⟨

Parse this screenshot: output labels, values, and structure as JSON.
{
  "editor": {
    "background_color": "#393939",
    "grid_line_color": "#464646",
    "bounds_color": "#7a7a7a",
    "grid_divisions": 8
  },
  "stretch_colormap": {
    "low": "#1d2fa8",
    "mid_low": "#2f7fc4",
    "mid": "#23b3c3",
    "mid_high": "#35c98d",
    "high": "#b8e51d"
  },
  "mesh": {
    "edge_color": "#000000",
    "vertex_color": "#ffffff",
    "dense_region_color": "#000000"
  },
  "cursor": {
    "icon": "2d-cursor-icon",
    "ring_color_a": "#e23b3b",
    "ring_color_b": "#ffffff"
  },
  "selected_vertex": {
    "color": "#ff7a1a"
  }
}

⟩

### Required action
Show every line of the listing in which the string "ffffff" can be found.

### Response for this exercise
    "vertex_color": "#ffffff",
    "ring_color_b": "#ffffff"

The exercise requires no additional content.